Just finished catching up with Teen Wolf (surprisingly invested this season) and Younger, which I have been enjoying immensely.

I also just finished watching Rogue One: A Star Wars Story twice in a span of 24 hours (IMAX Midnight Screening and office blocked screening!) and I am very, very emotional about it.


“This year is about to end!”/”This year can’t end fast enough!”


Nothing, my nose is being a bitch.


I had enough money for my love language to be me giving people gifts. I’m too poor for that, and yet.


Something comes up so that I can fly to Chicago/Milwaukee and watch Ben Gibbard play with Julien Baker. Because of course I want to cease existing.

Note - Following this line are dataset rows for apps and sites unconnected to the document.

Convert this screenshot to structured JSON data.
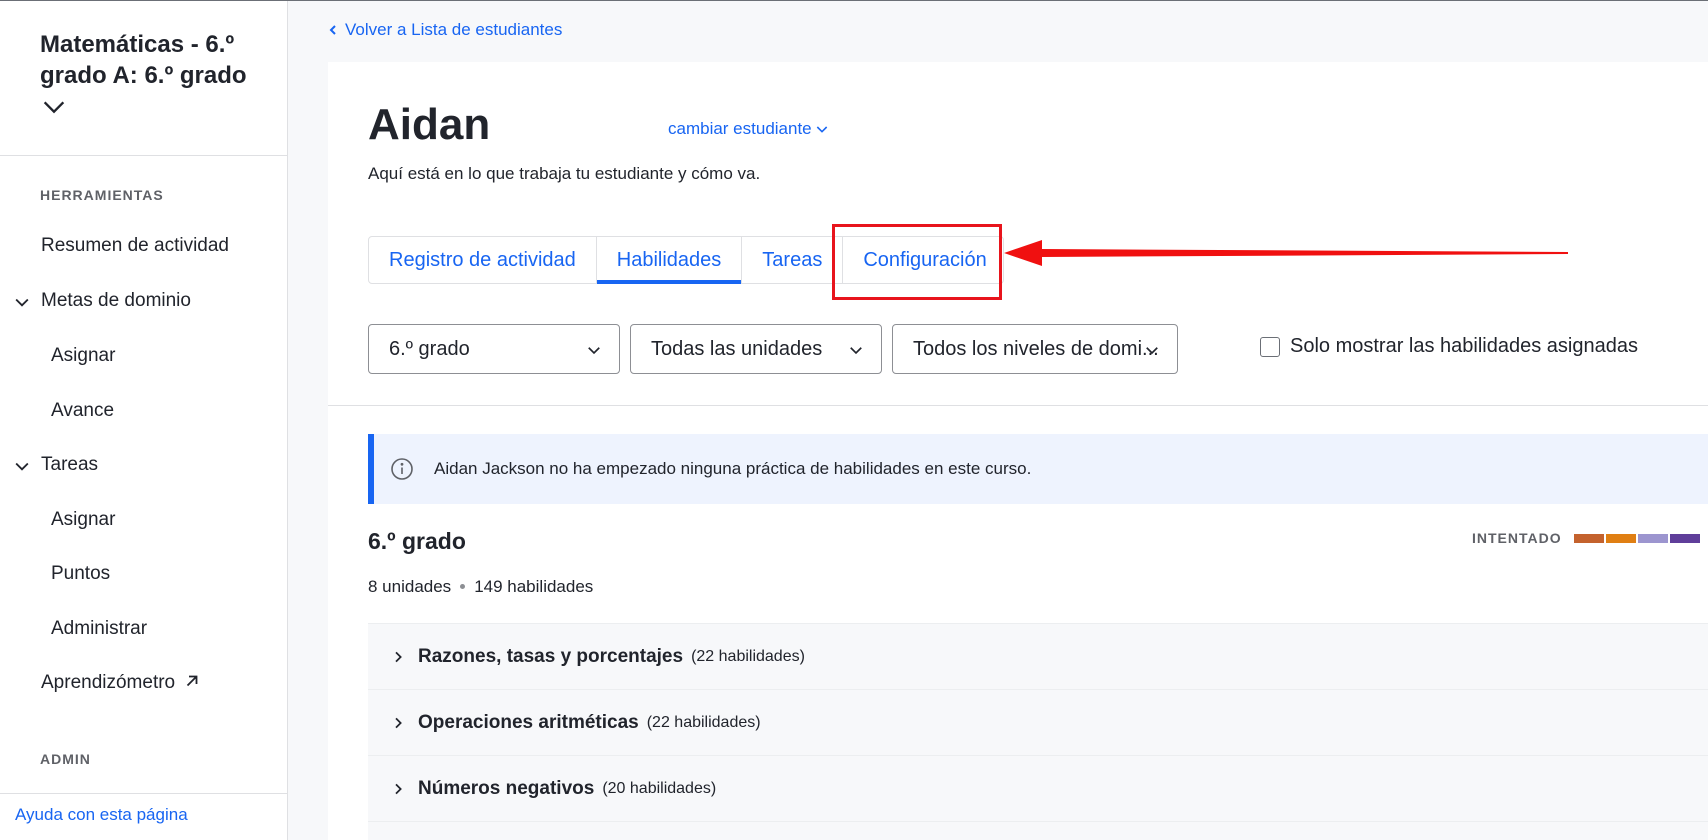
{
  "sidebar": {
    "course_title": "Matemáticas - 6.º grado A: 6.º grado",
    "section_tools": "HERRAMIENTAS",
    "items": {
      "activity_summary": "Resumen de actividad",
      "mastery_goals": "Metas de dominio",
      "mastery_assign": "Asignar",
      "mastery_progress": "Avance",
      "assignments": "Tareas",
      "assignments_assign": "Asignar",
      "assignments_scores": "Puntos",
      "assignments_manage": "Administrar",
      "learnometer": "Aprendizómetro"
    },
    "section_admin": "ADMIN",
    "help_link": "Ayuda con esta página"
  },
  "main": {
    "back_link": "Volver a Lista de estudiantes",
    "student_name": "Aidan",
    "change_student": "cambiar estudiante",
    "subtitle": "Aquí está en lo que trabaja tu estudiante y cómo va.",
    "tabs": [
      {
        "label": "Registro de actividad",
        "active": false
      },
      {
        "label": "Habilidades",
        "active": true
      },
      {
        "label": "Tareas",
        "active": false
      },
      {
        "label": "Configuración",
        "active": false
      }
    ],
    "filters": {
      "grade": "6.º grado",
      "units": "Todas las unidades",
      "levels": "Todos los niveles de domi...",
      "assigned_only_label": "Solo mostrar las habilidades asignadas",
      "assigned_only_checked": false
    },
    "info_banner": "Aidan Jackson no ha empezado ninguna práctica de habilidades en este curso.",
    "grade_title": "6.º grado",
    "legend_label": "INTENTADO",
    "legend_colors": [
      "#c4622d",
      "#e07f13",
      "#9c95cf",
      "#5f3e9a"
    ],
    "counts": {
      "units": "8 unidades",
      "skills": "149 habilidades"
    },
    "units": [
      {
        "name": "Razones, tasas y porcentajes",
        "count": "(22 habilidades)"
      },
      {
        "name": "Operaciones aritméticas",
        "count": "(22 habilidades)"
      },
      {
        "name": "Números negativos",
        "count": "(20 habilidades)"
      }
    ]
  },
  "colors": {
    "link": "#1865f2",
    "highlight": "#e8141c"
  }
}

Clean clothes, despite opting out of a shower for the last two days. Don’t worry, I will get around to it tonight.


Getting super into my planning system for next year. I’ve narrowed it down to something I’m comfortable (ish?) with, and just to divulge my EDC (or Everyday Carry), it’s going to be the Hobonichi Techo (A6) and a Field Notes insert. I’m going to have a bunch of other planners/notebooks for projects or specific notes. I mean, let’s see how long this lasts, but I’m pretty happy at the moment.

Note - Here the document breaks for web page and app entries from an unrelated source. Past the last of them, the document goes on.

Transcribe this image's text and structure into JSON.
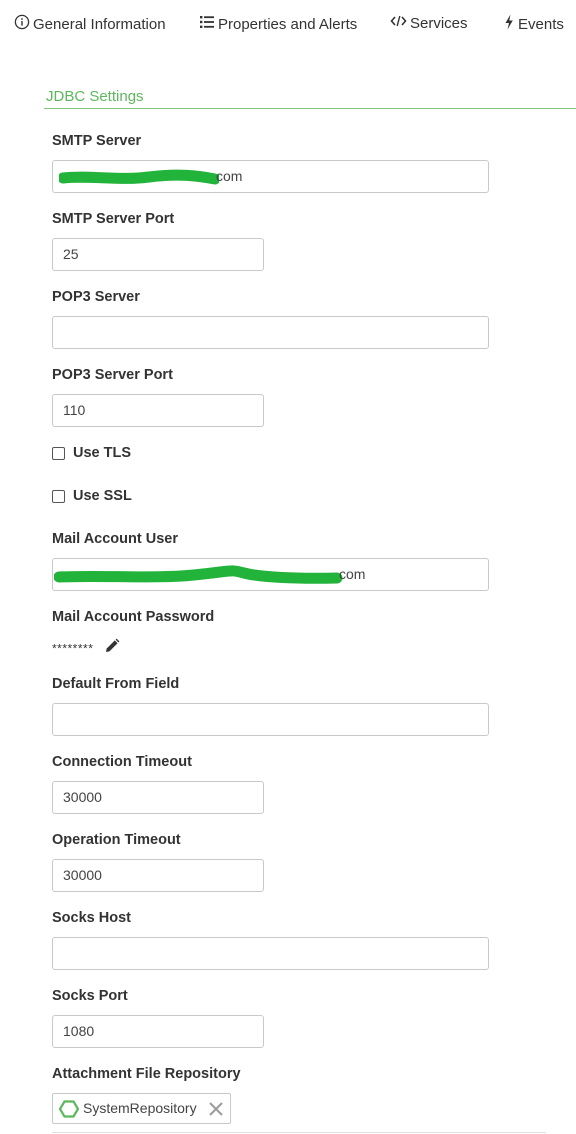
{
  "tabs": [
    {
      "label": "General Information",
      "icon": "info-icon"
    },
    {
      "label": "Properties and Alerts",
      "icon": "list-icon"
    },
    {
      "label": "Services",
      "icon": "code-icon"
    },
    {
      "label": "Events",
      "icon": "bolt-icon"
    }
  ],
  "section": {
    "title": "JDBC Settings",
    "accent_color": "#5cb85c"
  },
  "fields": {
    "smtp_server": {
      "label": "SMTP Server",
      "value_suffix": "com"
    },
    "smtp_port": {
      "label": "SMTP Server Port",
      "value": "25"
    },
    "pop3_server": {
      "label": "POP3 Server",
      "value": ""
    },
    "pop3_port": {
      "label": "POP3 Server Port",
      "value": "110"
    },
    "use_tls": {
      "label": "Use TLS",
      "checked": false
    },
    "use_ssl": {
      "label": "Use SSL",
      "checked": false
    },
    "mail_user": {
      "label": "Mail Account User",
      "value_suffix": "com"
    },
    "mail_password": {
      "label": "Mail Account Password",
      "masked": "********"
    },
    "default_from": {
      "label": "Default From Field",
      "value": ""
    },
    "connection_timeout": {
      "label": "Connection Timeout",
      "value": "30000"
    },
    "operation_timeout": {
      "label": "Operation Timeout",
      "value": "30000"
    },
    "socks_host": {
      "label": "Socks Host",
      "value": ""
    },
    "socks_port": {
      "label": "Socks Port",
      "value": "1080"
    },
    "attachment_repo": {
      "label": "Attachment File Repository",
      "value": "SystemRepository"
    }
  },
  "colors": {
    "redaction": "#22b33a",
    "repo_icon": "#5cb85c"
  }
}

Clarity… and a new pair of the navy gumsole Vans I left behind in Copenhagen because they had been too tattered and hole-y to keep bothering with.

My shoes are breaking, 5 days into my trip 😓 — #📍carina

A photo posted by Carina Santos (@presidents) on


To stick to my guns, etc. I’ve been very waffle-y lately.


Very, very defeated, but we soldier on.


Mitski by Jenny Zhang at Yours Truly

The Sunday Currently was originally created by SiddaThornton

Capsule Reviews No. 6: April and May (Pt. 1) 2016

What a long and boring title. I’m a little behind in… well, a lot of things. But I’d like to think it’s because I’ve been concerned with a bunch of other “more interesting” things. This, post, for example, I had planned to post about a month prior to today. And here we are. To be fair, I have gone to another continent (and it’s something I’m still not quite over!) and have been working, etc. And also, I should have posted this earlier than a month ago, anyway.


In April, I read four fairly short books, and my memory’s a little fuzzy, but I’ll try to talk a little bit about them. Like, oh, I don’t know, a capsule review. Ahem.

07— The Guardians by Sarah Manguso

I guess I had an inexplicable urge to buy all of Manguso’s books that I didn’t already have? I only had Siste Viator, Hard to Admit and Harder to Escape, and The Captain Lands in Paradise at that point. This is the first nonfiction book of hers I was able to read in its entirety. It’s poetic in its (seeming) pointlessness, where Manguso attempts to solve the death of her friend, trying to fill in the hours between he was last scene and what appears to be a suicide-like departure, despite not being a witness and not having any clues. Read More